_TASK BRIEF_
Once a line is found to contain "Picks", copy it out of the listing.
+ + + +
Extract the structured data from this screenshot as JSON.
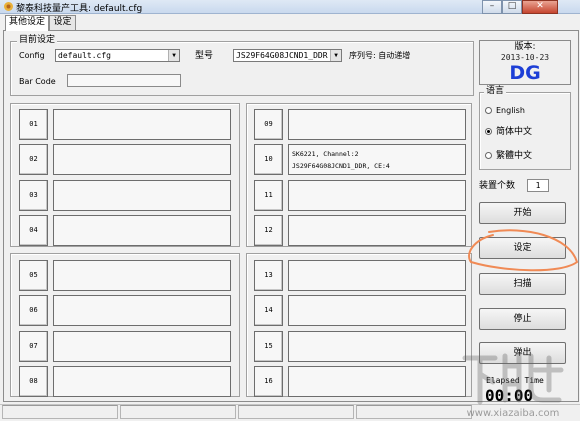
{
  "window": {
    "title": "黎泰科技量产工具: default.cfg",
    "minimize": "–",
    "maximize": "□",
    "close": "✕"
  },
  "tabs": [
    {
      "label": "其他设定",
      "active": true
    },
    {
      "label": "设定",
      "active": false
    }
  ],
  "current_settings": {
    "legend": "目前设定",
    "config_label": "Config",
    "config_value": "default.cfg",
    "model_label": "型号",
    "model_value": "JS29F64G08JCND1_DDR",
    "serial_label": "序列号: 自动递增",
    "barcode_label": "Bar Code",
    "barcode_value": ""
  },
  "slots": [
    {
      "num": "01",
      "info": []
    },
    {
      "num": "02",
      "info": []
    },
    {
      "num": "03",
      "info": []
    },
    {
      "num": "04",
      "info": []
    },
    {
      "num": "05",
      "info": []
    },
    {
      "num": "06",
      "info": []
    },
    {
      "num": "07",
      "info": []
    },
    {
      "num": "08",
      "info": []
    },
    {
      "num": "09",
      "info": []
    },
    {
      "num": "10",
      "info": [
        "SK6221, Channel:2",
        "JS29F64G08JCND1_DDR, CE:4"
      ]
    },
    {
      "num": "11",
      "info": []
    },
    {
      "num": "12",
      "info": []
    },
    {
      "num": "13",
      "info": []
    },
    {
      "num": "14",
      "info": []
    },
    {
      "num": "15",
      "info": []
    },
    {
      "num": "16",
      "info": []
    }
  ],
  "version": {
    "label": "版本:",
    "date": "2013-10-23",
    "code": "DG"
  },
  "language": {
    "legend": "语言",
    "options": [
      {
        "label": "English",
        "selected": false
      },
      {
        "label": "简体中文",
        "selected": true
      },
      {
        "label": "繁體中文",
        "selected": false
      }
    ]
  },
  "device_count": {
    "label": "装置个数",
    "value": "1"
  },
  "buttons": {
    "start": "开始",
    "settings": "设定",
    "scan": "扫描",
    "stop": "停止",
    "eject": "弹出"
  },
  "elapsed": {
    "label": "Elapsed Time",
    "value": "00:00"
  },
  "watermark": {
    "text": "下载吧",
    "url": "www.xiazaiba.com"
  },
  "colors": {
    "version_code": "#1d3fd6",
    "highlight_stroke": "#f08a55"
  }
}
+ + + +
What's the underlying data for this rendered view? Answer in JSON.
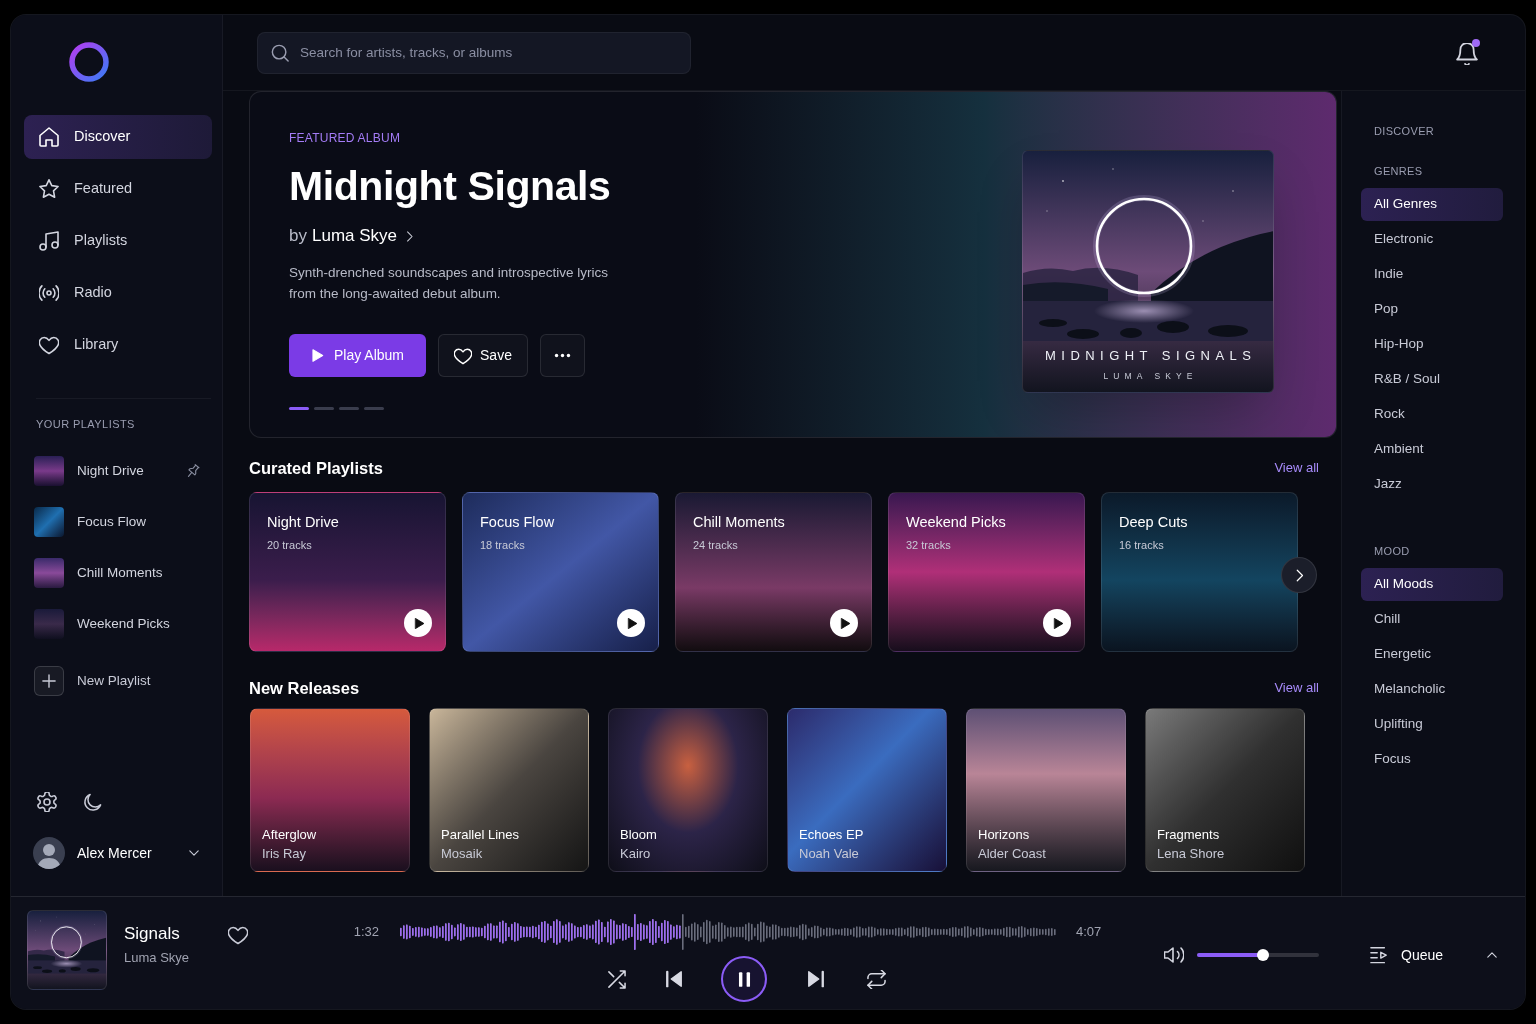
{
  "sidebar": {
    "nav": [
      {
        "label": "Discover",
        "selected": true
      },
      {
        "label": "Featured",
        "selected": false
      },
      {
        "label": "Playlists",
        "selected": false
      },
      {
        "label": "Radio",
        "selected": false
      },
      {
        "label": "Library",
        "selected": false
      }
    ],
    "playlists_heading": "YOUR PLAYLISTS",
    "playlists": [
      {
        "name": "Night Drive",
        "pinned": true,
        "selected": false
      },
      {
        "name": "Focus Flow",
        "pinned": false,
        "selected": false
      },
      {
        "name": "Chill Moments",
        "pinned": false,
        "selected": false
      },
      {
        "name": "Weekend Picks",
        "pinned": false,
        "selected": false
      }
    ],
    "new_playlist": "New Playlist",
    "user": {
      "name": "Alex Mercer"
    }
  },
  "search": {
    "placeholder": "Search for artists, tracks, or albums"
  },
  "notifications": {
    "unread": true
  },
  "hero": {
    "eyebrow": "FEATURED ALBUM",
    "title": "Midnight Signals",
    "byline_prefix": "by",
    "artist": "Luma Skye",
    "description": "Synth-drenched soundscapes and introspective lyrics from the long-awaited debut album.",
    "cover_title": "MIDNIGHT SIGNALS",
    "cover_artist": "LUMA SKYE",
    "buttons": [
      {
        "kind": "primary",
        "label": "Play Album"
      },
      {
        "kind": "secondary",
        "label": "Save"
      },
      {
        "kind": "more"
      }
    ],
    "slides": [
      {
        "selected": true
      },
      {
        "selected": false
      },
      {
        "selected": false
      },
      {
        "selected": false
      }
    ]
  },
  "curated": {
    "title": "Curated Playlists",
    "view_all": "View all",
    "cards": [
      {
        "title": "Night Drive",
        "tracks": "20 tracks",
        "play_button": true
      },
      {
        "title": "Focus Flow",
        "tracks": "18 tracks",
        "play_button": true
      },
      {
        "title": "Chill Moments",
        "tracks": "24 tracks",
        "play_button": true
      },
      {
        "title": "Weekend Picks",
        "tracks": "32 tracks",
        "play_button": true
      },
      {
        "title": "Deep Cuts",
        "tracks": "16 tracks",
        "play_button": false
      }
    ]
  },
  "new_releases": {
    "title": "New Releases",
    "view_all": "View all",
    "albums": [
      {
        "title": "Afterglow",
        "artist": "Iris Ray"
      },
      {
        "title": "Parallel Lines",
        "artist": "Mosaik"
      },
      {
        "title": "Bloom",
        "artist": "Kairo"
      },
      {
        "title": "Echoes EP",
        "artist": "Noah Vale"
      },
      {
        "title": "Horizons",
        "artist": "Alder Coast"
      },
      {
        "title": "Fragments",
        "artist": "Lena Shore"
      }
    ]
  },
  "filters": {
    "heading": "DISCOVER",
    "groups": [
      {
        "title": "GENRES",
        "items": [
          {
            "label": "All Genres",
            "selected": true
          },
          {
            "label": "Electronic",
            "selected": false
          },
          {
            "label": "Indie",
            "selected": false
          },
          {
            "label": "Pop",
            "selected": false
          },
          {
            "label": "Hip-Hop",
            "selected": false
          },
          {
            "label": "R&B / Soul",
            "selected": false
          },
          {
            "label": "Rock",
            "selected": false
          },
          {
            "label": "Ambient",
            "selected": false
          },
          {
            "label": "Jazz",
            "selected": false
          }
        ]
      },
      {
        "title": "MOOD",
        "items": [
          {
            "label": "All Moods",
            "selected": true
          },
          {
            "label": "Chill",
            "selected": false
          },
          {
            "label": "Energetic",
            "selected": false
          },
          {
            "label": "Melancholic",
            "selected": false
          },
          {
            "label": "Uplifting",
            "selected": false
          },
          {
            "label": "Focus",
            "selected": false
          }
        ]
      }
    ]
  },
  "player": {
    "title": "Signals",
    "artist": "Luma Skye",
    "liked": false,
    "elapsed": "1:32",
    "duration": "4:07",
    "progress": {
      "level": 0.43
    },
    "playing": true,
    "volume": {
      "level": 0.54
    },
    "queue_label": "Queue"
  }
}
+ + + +
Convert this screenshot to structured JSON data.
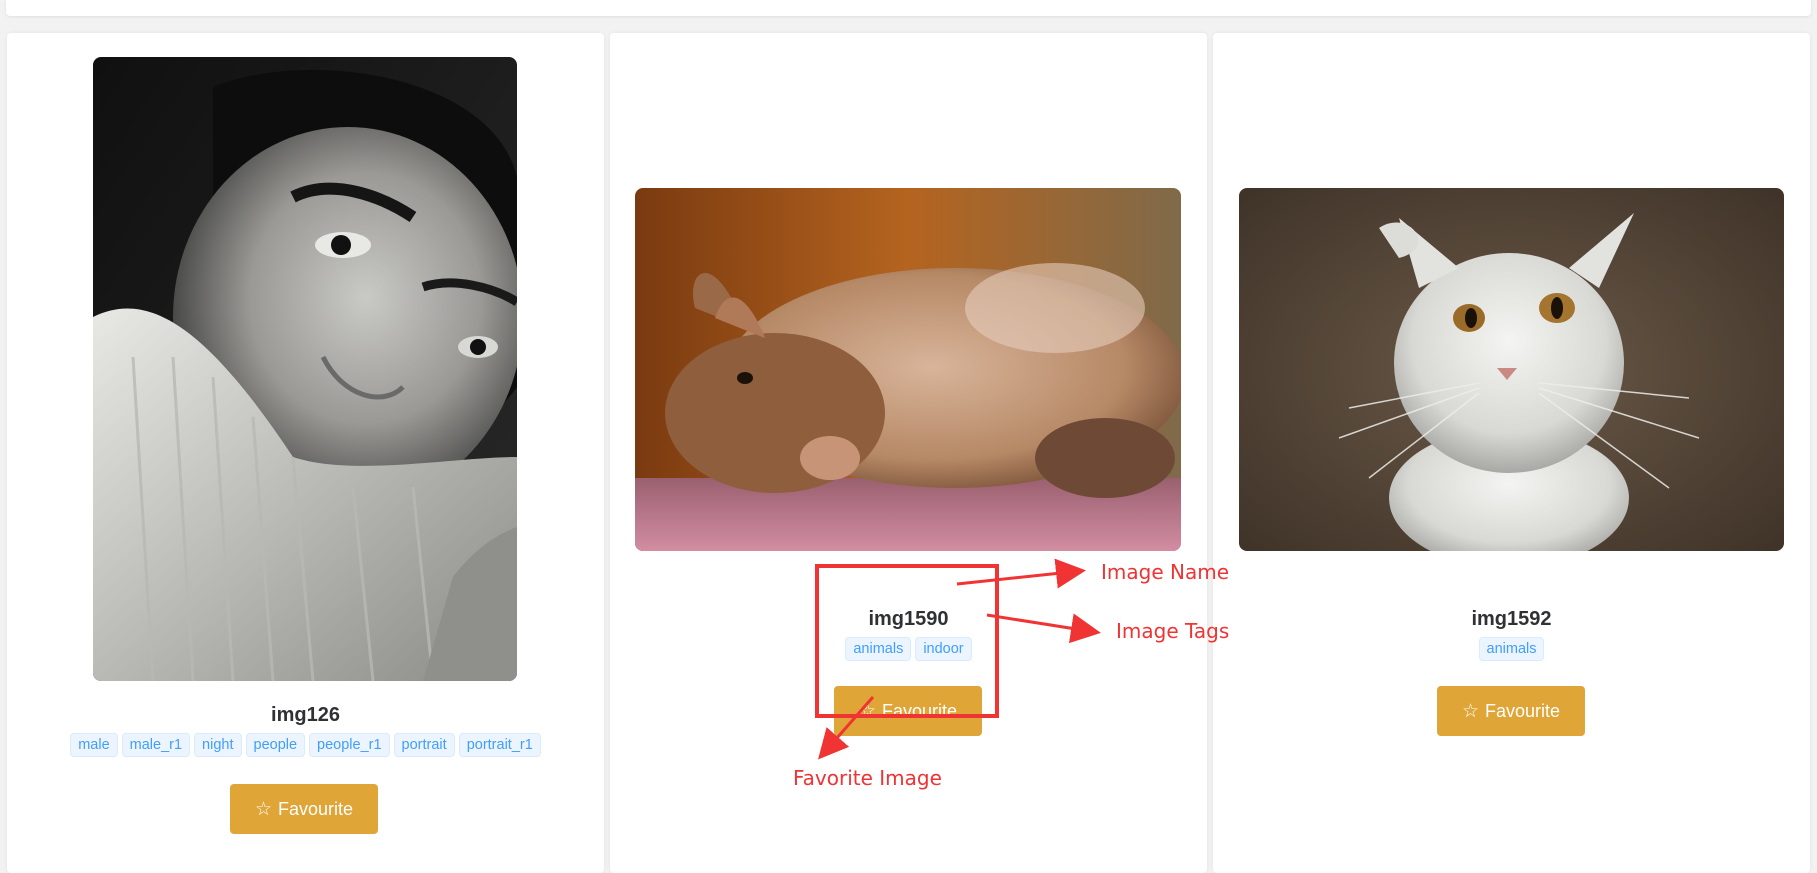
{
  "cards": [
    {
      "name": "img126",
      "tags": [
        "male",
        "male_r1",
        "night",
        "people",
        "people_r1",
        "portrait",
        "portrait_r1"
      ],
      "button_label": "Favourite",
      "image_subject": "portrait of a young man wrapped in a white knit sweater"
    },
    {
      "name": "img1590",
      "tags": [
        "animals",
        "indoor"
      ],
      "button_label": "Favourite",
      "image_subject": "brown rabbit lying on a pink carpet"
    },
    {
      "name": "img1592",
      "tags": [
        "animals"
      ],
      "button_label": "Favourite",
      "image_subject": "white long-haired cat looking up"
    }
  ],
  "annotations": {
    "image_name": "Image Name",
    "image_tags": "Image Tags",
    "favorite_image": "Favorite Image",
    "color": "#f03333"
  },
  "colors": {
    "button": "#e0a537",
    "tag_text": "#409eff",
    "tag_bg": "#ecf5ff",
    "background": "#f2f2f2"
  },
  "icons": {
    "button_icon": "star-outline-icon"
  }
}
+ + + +
_RESPONSE_
        "name": "Weekend Picks",
        "title": "Weekend Picks",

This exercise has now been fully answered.